Myth 2: Cracking down on tax havens is the best way to improve compliance. Politicians from high-tax nations and bureaucrats at the OECD claim that “offshore” jurisdictions deprive politicians of much-needed tax revenue. This assertion is rather strange since tax receipts were at record levels in OECD nations until the current downturn. But how best to improve tax compliance? Academic research strongly indicates that the biggest factor in tax compliance is tax rates. When tax rates are excessive, people are less likely to obey the law. And if they can’t protect their income using tax havens, they’ll use the domestic underground economy. Or they’ll be less productive. The world’s leading expert on the issue, Friedrich Schneider at the Johannes Kepler University in Austria, explains that income and payroll taxes are “the main causes for the existence of the shadow economy” and higher tax rates increase “the incentive . . . to work in the shadow economy.”
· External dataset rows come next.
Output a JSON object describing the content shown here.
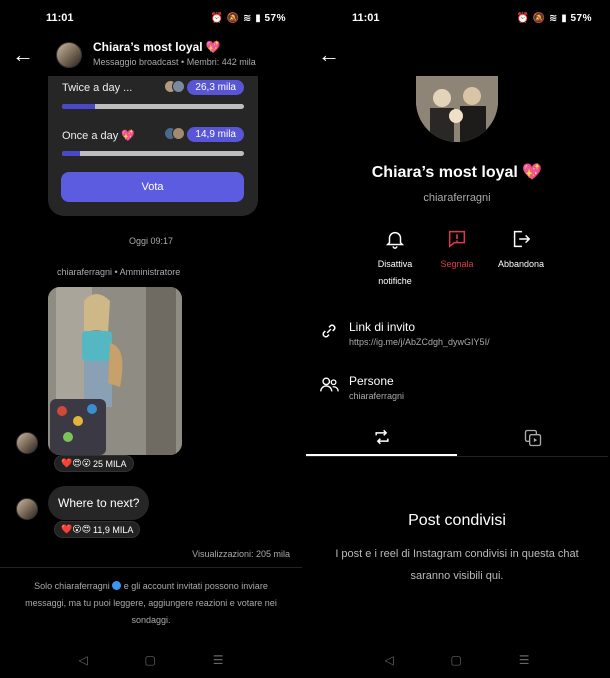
{
  "status_bar": {
    "time": "11:01",
    "battery": "57%"
  },
  "left": {
    "header": {
      "title": "Chiara’s most loyal 💖",
      "subtitle": "Messaggio broadcast • Membri: 442 mila"
    },
    "poll": {
      "options": [
        {
          "label": "Twice a day ...",
          "count": "26,3 mila",
          "fill": 0.18
        },
        {
          "label": "Once a day 💖",
          "count": "14,9 mila",
          "fill": 0.1
        }
      ],
      "vote_label": "Vota"
    },
    "timestamp": "Oggi 09:17",
    "sender": "chiaraferragni • Amministratore",
    "photo_reactions": {
      "emojis": "❤️😍😮",
      "count": "25 MILA"
    },
    "message": {
      "text": "Where to next?",
      "reactions": "❤️😮😍",
      "count": "11,9 MILA"
    },
    "views": "Visualizzazioni: 205 mila",
    "footer": {
      "part1": "Solo chiaraferragni",
      "part2": " e gli account invitati possono inviare messaggi, ma tu puoi leggere, aggiungere reazioni e votare nei sondaggi."
    }
  },
  "right": {
    "title": "Chiara’s most loyal 💖",
    "username": "chiaraferragni",
    "actions": [
      {
        "label": "Disattiva notifiche"
      },
      {
        "label": "Segnala"
      },
      {
        "label": "Abbandona"
      }
    ],
    "invite": {
      "title": "Link di invito",
      "url": "https://ig.me/j/AbZCdgh_dywGIY5I/"
    },
    "people": {
      "title": "Persone",
      "sub": "chiaraferragni"
    },
    "empty": {
      "title": "Post condivisi",
      "text": "I post e i reel di Instagram condivisi in questa chat saranno visibili qui."
    }
  },
  "nav": {
    "back": "◁",
    "home": "▢",
    "menu": "☰"
  }
}
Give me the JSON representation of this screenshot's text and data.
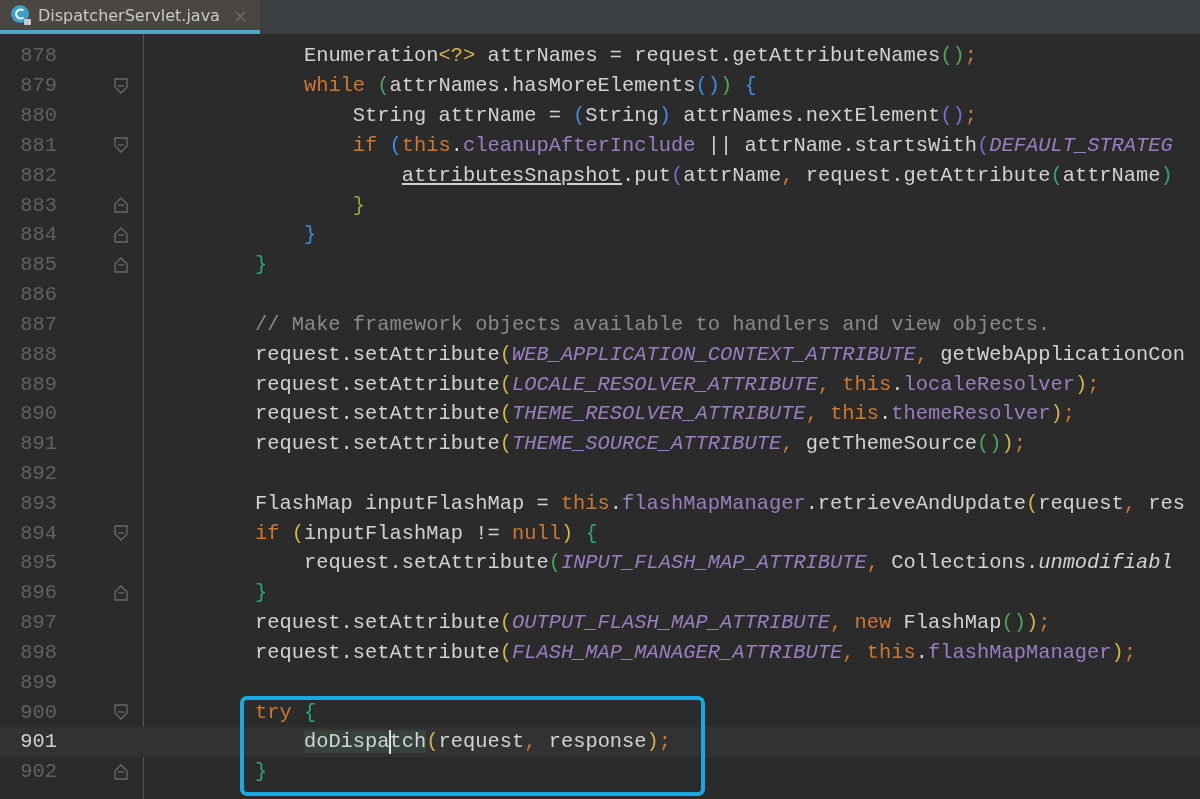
{
  "tabs": [
    {
      "label": "DispatcherServlet.java",
      "close": "×",
      "selected": true
    }
  ],
  "lines": [
    {
      "number": "878",
      "current": false,
      "boxed": false,
      "tokens": [
        {
          "kind": "plain",
          "t": "        Enumeration"
        },
        {
          "kind": "paren",
          "t": "<?>",
          "color": "#d8b449"
        },
        {
          "kind": "plain",
          "t": " attrNames = request.getAttributeNames"
        },
        {
          "kind": "paren",
          "t": "()",
          "color": "#4fa65a"
        },
        {
          "kind": "punct",
          "t": ";"
        }
      ]
    },
    {
      "number": "879",
      "current": false,
      "boxed": false,
      "fold_start": true,
      "fold_end": false,
      "tokens": [
        {
          "kind": "keyword",
          "t": "        while"
        },
        {
          "kind": "paren",
          "t": " (",
          "color": "#4fa65a"
        },
        {
          "kind": "plain",
          "t": "attrNames.hasMoreElements"
        },
        {
          "kind": "paren",
          "t": "()",
          "color": "#3f8fe0"
        },
        {
          "kind": "paren",
          "t": ")",
          "color": "#4fa65a"
        },
        {
          "kind": "paren",
          "t": " {",
          "color": "#3f8fe0"
        }
      ]
    },
    {
      "number": "880",
      "current": false,
      "boxed": false,
      "tokens": [
        {
          "kind": "plain",
          "t": "            String attrName = "
        },
        {
          "kind": "paren",
          "t": "(",
          "color": "#3f8fe0"
        },
        {
          "kind": "plain",
          "t": "String"
        },
        {
          "kind": "paren",
          "t": ")",
          "color": "#3f8fe0"
        },
        {
          "kind": "plain",
          "t": " attrNames.nextElement"
        },
        {
          "kind": "paren",
          "t": "()",
          "color": "#7f6ad0"
        },
        {
          "kind": "punct",
          "t": ";"
        }
      ]
    },
    {
      "number": "881",
      "current": false,
      "boxed": false,
      "fold_start": true,
      "fold_end": false,
      "tokens": [
        {
          "kind": "keyword",
          "t": "            if"
        },
        {
          "kind": "paren",
          "t": " (",
          "color": "#3f8fe0"
        },
        {
          "kind": "keyword",
          "t": "this"
        },
        {
          "kind": "plain",
          "t": "."
        },
        {
          "kind": "field",
          "t": "cleanupAfterInclude"
        },
        {
          "kind": "plain",
          "t": " || attrName.startsWith"
        },
        {
          "kind": "paren",
          "t": "(",
          "color": "#7f6ad0"
        },
        {
          "kind": "constant",
          "t": "DEFAULT_STRATEG"
        }
      ]
    },
    {
      "number": "882",
      "current": false,
      "boxed": false,
      "tokens": [
        {
          "kind": "underlined",
          "t": "                attributesSnapshot"
        },
        {
          "kind": "plain",
          "t": ".put"
        },
        {
          "kind": "paren",
          "t": "(",
          "color": "#7f6ad0"
        },
        {
          "kind": "plain",
          "t": "attrName"
        },
        {
          "kind": "punct",
          "t": ","
        },
        {
          "kind": "plain",
          "t": " request.getAttribute"
        },
        {
          "kind": "paren",
          "t": "(",
          "color": "#2fa38a"
        },
        {
          "kind": "plain",
          "t": "attrName"
        },
        {
          "kind": "paren",
          "t": ")",
          "color": "#2fa38a"
        }
      ]
    },
    {
      "number": "883",
      "current": false,
      "boxed": false,
      "fold_start": false,
      "fold_end": true,
      "tokens": [
        {
          "kind": "paren",
          "t": "            }",
          "color": "#8fb03a"
        }
      ]
    },
    {
      "number": "884",
      "current": false,
      "boxed": false,
      "fold_start": false,
      "fold_end": true,
      "tokens": [
        {
          "kind": "paren",
          "t": "        }",
          "color": "#3f8fe0"
        }
      ]
    },
    {
      "number": "885",
      "current": false,
      "boxed": false,
      "fold_start": false,
      "fold_end": true,
      "tokens": [
        {
          "kind": "paren",
          "t": "    }",
          "color": "#2fa38a"
        }
      ]
    },
    {
      "number": "886",
      "current": false,
      "boxed": false
    },
    {
      "number": "887",
      "current": false,
      "boxed": false,
      "tokens": [
        {
          "kind": "comment",
          "t": "    // Make framework objects available to handlers and view objects."
        }
      ]
    },
    {
      "number": "888",
      "current": false,
      "boxed": false,
      "tokens": [
        {
          "kind": "plain",
          "t": "    request.setAttribute"
        },
        {
          "kind": "paren",
          "t": "(",
          "color": "#d8b449"
        },
        {
          "kind": "constant",
          "t": "WEB_APPLICATION_CONTEXT_ATTRIBUTE"
        },
        {
          "kind": "punct",
          "t": ","
        },
        {
          "kind": "plain",
          "t": " getWebApplicationCon"
        }
      ]
    },
    {
      "number": "889",
      "current": false,
      "boxed": false,
      "tokens": [
        {
          "kind": "plain",
          "t": "    request.setAttribute"
        },
        {
          "kind": "paren",
          "t": "(",
          "color": "#d8b449"
        },
        {
          "kind": "constant",
          "t": "LOCALE_RESOLVER_ATTRIBUTE"
        },
        {
          "kind": "punct",
          "t": ","
        },
        {
          "kind": "keyword",
          "t": " this"
        },
        {
          "kind": "plain",
          "t": "."
        },
        {
          "kind": "field",
          "t": "localeResolver"
        },
        {
          "kind": "paren",
          "t": ")",
          "color": "#d8b449"
        },
        {
          "kind": "punct",
          "t": ";"
        }
      ]
    },
    {
      "number": "890",
      "current": false,
      "boxed": false,
      "tokens": [
        {
          "kind": "plain",
          "t": "    request.setAttribute"
        },
        {
          "kind": "paren",
          "t": "(",
          "color": "#d8b449"
        },
        {
          "kind": "constant",
          "t": "THEME_RESOLVER_ATTRIBUTE"
        },
        {
          "kind": "punct",
          "t": ","
        },
        {
          "kind": "keyword",
          "t": " this"
        },
        {
          "kind": "plain",
          "t": "."
        },
        {
          "kind": "field",
          "t": "themeResolver"
        },
        {
          "kind": "paren",
          "t": ")",
          "color": "#d8b449"
        },
        {
          "kind": "punct",
          "t": ";"
        }
      ]
    },
    {
      "number": "891",
      "current": false,
      "boxed": false,
      "tokens": [
        {
          "kind": "plain",
          "t": "    request.setAttribute"
        },
        {
          "kind": "paren",
          "t": "(",
          "color": "#d8b449"
        },
        {
          "kind": "constant",
          "t": "THEME_SOURCE_ATTRIBUTE"
        },
        {
          "kind": "punct",
          "t": ","
        },
        {
          "kind": "plain",
          "t": " getThemeSource"
        },
        {
          "kind": "paren",
          "t": "()",
          "color": "#4fa65a"
        },
        {
          "kind": "paren",
          "t": ")",
          "color": "#d8b449"
        },
        {
          "kind": "punct",
          "t": ";"
        }
      ]
    },
    {
      "number": "892",
      "current": false,
      "boxed": false
    },
    {
      "number": "893",
      "current": false,
      "boxed": false,
      "tokens": [
        {
          "kind": "plain",
          "t": "    FlashMap inputFlashMap = "
        },
        {
          "kind": "keyword",
          "t": "this"
        },
        {
          "kind": "plain",
          "t": "."
        },
        {
          "kind": "field",
          "t": "flashMapManager"
        },
        {
          "kind": "plain",
          "t": ".retrieveAndUpdate"
        },
        {
          "kind": "paren",
          "t": "(",
          "color": "#d8b449"
        },
        {
          "kind": "plain",
          "t": "request"
        },
        {
          "kind": "punct",
          "t": ","
        },
        {
          "kind": "plain",
          "t": " res"
        }
      ]
    },
    {
      "number": "894",
      "current": false,
      "boxed": false,
      "fold_start": true,
      "fold_end": false,
      "tokens": [
        {
          "kind": "keyword",
          "t": "    if"
        },
        {
          "kind": "paren",
          "t": " (",
          "color": "#d8b449"
        },
        {
          "kind": "plain",
          "t": "inputFlashMap != "
        },
        {
          "kind": "keyword",
          "t": "null"
        },
        {
          "kind": "paren",
          "t": ")",
          "color": "#d8b449"
        },
        {
          "kind": "paren",
          "t": " {",
          "color": "#2fa38a"
        }
      ]
    },
    {
      "number": "895",
      "current": false,
      "boxed": false,
      "tokens": [
        {
          "kind": "plain",
          "t": "        request.setAttribute"
        },
        {
          "kind": "paren",
          "t": "(",
          "color": "#4fa65a"
        },
        {
          "kind": "constant",
          "t": "INPUT_FLASH_MAP_ATTRIBUTE"
        },
        {
          "kind": "punct",
          "t": ","
        },
        {
          "kind": "plain",
          "t": " Collections."
        },
        {
          "kind": "static",
          "t": "unmodifiabl"
        }
      ]
    },
    {
      "number": "896",
      "current": false,
      "boxed": false,
      "fold_start": false,
      "fold_end": true,
      "tokens": [
        {
          "kind": "paren",
          "t": "    }",
          "color": "#2fa38a"
        }
      ]
    },
    {
      "number": "897",
      "current": false,
      "boxed": false,
      "tokens": [
        {
          "kind": "plain",
          "t": "    request.setAttribute"
        },
        {
          "kind": "paren",
          "t": "(",
          "color": "#d8b449"
        },
        {
          "kind": "constant",
          "t": "OUTPUT_FLASH_MAP_ATTRIBUTE"
        },
        {
          "kind": "punct",
          "t": ","
        },
        {
          "kind": "keyword",
          "t": " new"
        },
        {
          "kind": "plain",
          "t": " FlashMap"
        },
        {
          "kind": "paren",
          "t": "()",
          "color": "#4fa65a"
        },
        {
          "kind": "paren",
          "t": ")",
          "color": "#d8b449"
        },
        {
          "kind": "punct",
          "t": ";"
        }
      ]
    },
    {
      "number": "898",
      "current": false,
      "boxed": false,
      "tokens": [
        {
          "kind": "plain",
          "t": "    request.setAttribute"
        },
        {
          "kind": "paren",
          "t": "(",
          "color": "#d8b449"
        },
        {
          "kind": "constant",
          "t": "FLASH_MAP_MANAGER_ATTRIBUTE"
        },
        {
          "kind": "punct",
          "t": ","
        },
        {
          "kind": "keyword",
          "t": " this"
        },
        {
          "kind": "plain",
          "t": "."
        },
        {
          "kind": "field",
          "t": "flashMapManager"
        },
        {
          "kind": "paren",
          "t": ")",
          "color": "#d8b449"
        },
        {
          "kind": "punct",
          "t": ";"
        }
      ]
    },
    {
      "number": "899",
      "current": false,
      "boxed": false
    },
    {
      "number": "900",
      "current": false,
      "boxed": true,
      "fold_start": true,
      "fold_end": false,
      "tokens": [
        {
          "kind": "keyword",
          "t": "    try"
        },
        {
          "kind": "paren",
          "t": " {",
          "color": "#2fa38a"
        }
      ]
    },
    {
      "number": "901",
      "current": true,
      "boxed": true,
      "tokens": [
        {
          "kind": "usage",
          "t": "        doDispa",
          "caret": true
        },
        {
          "kind": "usage",
          "t": "tch"
        },
        {
          "kind": "paren",
          "t": "(",
          "color": "#d8b449"
        },
        {
          "kind": "plain",
          "t": "request"
        },
        {
          "kind": "punct",
          "t": ","
        },
        {
          "kind": "plain",
          "t": " response"
        },
        {
          "kind": "paren",
          "t": ")",
          "color": "#d8b449"
        },
        {
          "kind": "punct",
          "t": ";"
        }
      ]
    },
    {
      "number": "902",
      "current": false,
      "boxed": true,
      "fold_start": false,
      "fold_end": true,
      "tokens": [
        {
          "kind": "paren",
          "t": "    }",
          "color": "#2fa38a"
        }
      ]
    }
  ]
}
Myth 3: Tax Havens Lead to Higher Taxes for ordinary people. One of the worst myths is that low-tax jurisdictions reduce taxes on sneaky people and this causes politicians to raise taxes on others to make up the difference. But if this were true, increasing amounts of money flowing to tax havens should be accompanied by higher tax rates in the outflow countries. Yet, as noted, the opposite has occurred. Politicians are lowering tax rates because of the competition from tax havens. This means that all taxpayers benefit because of the risks taken by those who invest in low-tax jurisdictions.
Myth 4: Tax havens are money-laundering centers. Contrary to this routine smear, all the objective evidence shows that they have the toughest rules against dirty money. Not a single tax haven is on the blacklist of the Financial Action Task Force. A few tax havens are considered money-laundering centers by the CIA, but there are far more non-havens on its list. The State Department says the same thing. It’s also worth noting that every major tax haven has been cleared by the IRS for having good know-your-customer laws to hinder dirty money, and all of the major havens also are members of the Egmont Group, which is open only to jurisdictions that have effective financial intelligence units to fight dirty money. No wonder an Australian academic found it was much easier to launder money in onshore nations than in offshore jurisdictions.
When he was a senator President Obama sponsored legislation designed to persecute tax havens, and his chairman of the National Economic Council, Larry Summers, is a harshly ideological opponent of low-tax jurisdictions. Now Obama has made good on his word. That places the U.S. on the side of countries like France and Germany, giving the OECD’s previously stymied tax-harmonization efforts new life.
Advocates of economic liberty need to resist these efforts. The Center for Freedom and Prosperity, which was founded in 2000 to help protect tax competition, has done an excellent job (I’m a board member, so perhaps I am biased). But preserving tax competition in the new political environment is going to be a major challenge.